- _Directions for this task_: What is needed is an exact copy of all the lines below.

- _Records for the task_:

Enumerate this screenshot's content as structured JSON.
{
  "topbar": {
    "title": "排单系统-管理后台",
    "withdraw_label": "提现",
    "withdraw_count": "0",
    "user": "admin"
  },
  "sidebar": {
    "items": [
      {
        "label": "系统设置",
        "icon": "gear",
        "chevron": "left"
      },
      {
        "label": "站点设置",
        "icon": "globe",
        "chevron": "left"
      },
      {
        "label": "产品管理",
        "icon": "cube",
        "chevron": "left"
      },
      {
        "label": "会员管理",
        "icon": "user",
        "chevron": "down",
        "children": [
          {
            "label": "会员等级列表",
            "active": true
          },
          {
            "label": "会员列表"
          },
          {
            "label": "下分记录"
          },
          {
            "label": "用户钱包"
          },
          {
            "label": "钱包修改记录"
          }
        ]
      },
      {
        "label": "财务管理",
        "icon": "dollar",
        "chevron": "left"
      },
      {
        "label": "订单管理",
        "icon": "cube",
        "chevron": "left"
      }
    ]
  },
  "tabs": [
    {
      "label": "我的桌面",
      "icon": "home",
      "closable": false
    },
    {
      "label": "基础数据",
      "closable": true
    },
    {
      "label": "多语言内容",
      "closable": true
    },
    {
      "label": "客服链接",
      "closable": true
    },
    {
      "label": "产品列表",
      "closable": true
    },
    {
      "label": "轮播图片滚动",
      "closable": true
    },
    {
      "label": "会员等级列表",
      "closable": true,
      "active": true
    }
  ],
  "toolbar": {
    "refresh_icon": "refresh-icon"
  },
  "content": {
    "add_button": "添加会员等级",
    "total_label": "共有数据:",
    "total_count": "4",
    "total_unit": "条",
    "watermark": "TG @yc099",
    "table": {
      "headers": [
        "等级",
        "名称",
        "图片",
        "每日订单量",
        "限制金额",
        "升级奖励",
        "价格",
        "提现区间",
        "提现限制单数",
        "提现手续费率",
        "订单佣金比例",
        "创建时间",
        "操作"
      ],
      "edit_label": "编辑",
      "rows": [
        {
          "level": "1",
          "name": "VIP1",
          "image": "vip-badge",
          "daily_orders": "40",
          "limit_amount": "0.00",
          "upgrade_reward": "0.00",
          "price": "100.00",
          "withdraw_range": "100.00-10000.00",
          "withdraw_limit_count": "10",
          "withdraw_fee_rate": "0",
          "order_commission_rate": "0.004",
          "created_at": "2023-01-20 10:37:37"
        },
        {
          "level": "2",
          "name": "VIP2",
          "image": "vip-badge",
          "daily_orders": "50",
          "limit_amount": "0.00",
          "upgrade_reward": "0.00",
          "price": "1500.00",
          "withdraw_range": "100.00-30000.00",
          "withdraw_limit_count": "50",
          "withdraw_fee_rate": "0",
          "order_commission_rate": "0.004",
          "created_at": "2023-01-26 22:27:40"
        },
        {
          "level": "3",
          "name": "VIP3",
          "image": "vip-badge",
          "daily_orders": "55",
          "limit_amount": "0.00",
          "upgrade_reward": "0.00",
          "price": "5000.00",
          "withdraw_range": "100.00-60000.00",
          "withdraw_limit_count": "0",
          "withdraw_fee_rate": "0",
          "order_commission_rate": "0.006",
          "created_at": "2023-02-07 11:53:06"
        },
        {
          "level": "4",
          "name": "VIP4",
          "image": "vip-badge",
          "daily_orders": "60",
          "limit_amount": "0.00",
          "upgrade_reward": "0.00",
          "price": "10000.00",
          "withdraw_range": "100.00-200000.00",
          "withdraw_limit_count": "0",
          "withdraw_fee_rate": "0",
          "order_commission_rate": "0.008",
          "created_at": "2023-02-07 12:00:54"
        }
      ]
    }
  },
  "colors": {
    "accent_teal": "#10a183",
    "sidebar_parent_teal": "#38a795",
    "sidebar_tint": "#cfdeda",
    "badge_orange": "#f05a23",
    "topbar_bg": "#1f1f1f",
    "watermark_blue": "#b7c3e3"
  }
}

- _Task answer_:
Enumerate this screenshot's content as structured JSON.
{
  "topbar": {
    "title": "排单系统-管理后台",
    "withdraw_label": "提现",
    "withdraw_count": "0",
    "user": "admin"
  },
  "sidebar": {
    "items": [
      {
        "label": "系统设置",
        "icon": "gear",
        "chevron": "left"
      },
      {
        "label": "站点设置",
        "icon": "globe",
        "chevron": "left"
      },
      {
        "label": "产品管理",
        "icon": "cube",
        "chevron": "left"
      },
      {
        "label": "会员管理",
        "icon": "user",
        "chevron": "down",
        "children": [
          {
            "label": "会员等级列表",
            "active": true
          },
          {
            "label": "会员列表"
          },
          {
            "label": "下分记录"
          },
          {
            "label": "用户钱包"
          },
          {
            "label": "钱包修改记录"
          }
        ]
      },
      {
        "label": "财务管理",
        "icon": "dollar",
        "chevron": "left"
      },
      {
        "label": "订单管理",
        "icon": "cube",
        "chevron": "left"
      }
    ]
  },
  "tabs": [
    {
      "label": "我的桌面",
      "icon": "home",
      "closable": false
    },
    {
      "label": "基础数据",
      "closable": true
    },
    {
      "label": "多语言内容",
      "closable": true
    },
    {
      "label": "客服链接",
      "closable": true
    },
    {
      "label": "产品列表",
      "closable": true
    },
    {
      "label": "轮播图片滚动",
      "closable": true
    },
    {
      "label": "会员等级列表",
      "closable": true,
      "active": true
    }
  ],
  "toolbar": {
    "refresh_icon": "refresh-icon"
  },
  "content": {
    "add_button": "添加会员等级",
    "total_label": "共有数据:",
    "total_count": "4",
    "total_unit": "条",
    "watermark": "TG @yc099",
    "table": {
      "headers": [
        "等级",
        "名称",
        "图片",
        "每日订单量",
        "限制金额",
        "升级奖励",
        "价格",
        "提现区间",
        "提现限制单数",
        "提现手续费率",
        "订单佣金比例",
        "创建时间",
        "操作"
      ],
      "edit_label": "编辑",
      "rows": [
        {
          "level": "1",
          "name": "VIP1",
          "image": "vip-badge",
          "daily_orders": "40",
          "limit_amount": "0.00",
          "upgrade_reward": "0.00",
          "price": "100.00",
          "withdraw_range": "100.00-10000.00",
          "withdraw_limit_count": "10",
          "withdraw_fee_rate": "0",
          "order_commission_rate": "0.004",
          "created_at": "2023-01-20 10:37:37"
        },
        {
          "level": "2",
          "name": "VIP2",
          "image": "vip-badge",
          "daily_orders": "50",
          "limit_amount": "0.00",
          "upgrade_reward": "0.00",
          "price": "1500.00",
          "withdraw_range": "100.00-30000.00",
          "withdraw_limit_count": "50",
          "withdraw_fee_rate": "0",
          "order_commission_rate": "0.004",
          "created_at": "2023-01-26 22:27:40"
        },
        {
          "level": "3",
          "name": "VIP3",
          "image": "vip-badge",
          "daily_orders": "55",
          "limit_amount": "0.00",
          "upgrade_reward": "0.00",
          "price": "5000.00",
          "withdraw_range": "100.00-60000.00",
          "withdraw_limit_count": "0",
          "withdraw_fee_rate": "0",
          "order_commission_rate": "0.006",
          "created_at": "2023-02-07 11:53:06"
        },
        {
          "level": "4",
          "name": "VIP4",
          "image": "vip-badge",
          "daily_orders": "60",
          "limit_amount": "0.00",
          "upgrade_reward": "0.00",
          "price": "10000.00",
          "withdraw_range": "100.00-200000.00",
          "withdraw_limit_count": "0",
          "withdraw_fee_rate": "0",
          "order_commission_rate": "0.008",
          "created_at": "2023-02-07 12:00:54"
        }
      ]
    }
  },
  "colors": {
    "accent_teal": "#10a183",
    "sidebar_parent_teal": "#38a795",
    "sidebar_tint": "#cfdeda",
    "badge_orange": "#f05a23",
    "topbar_bg": "#1f1f1f",
    "watermark_blue": "#b7c3e3"
  }
}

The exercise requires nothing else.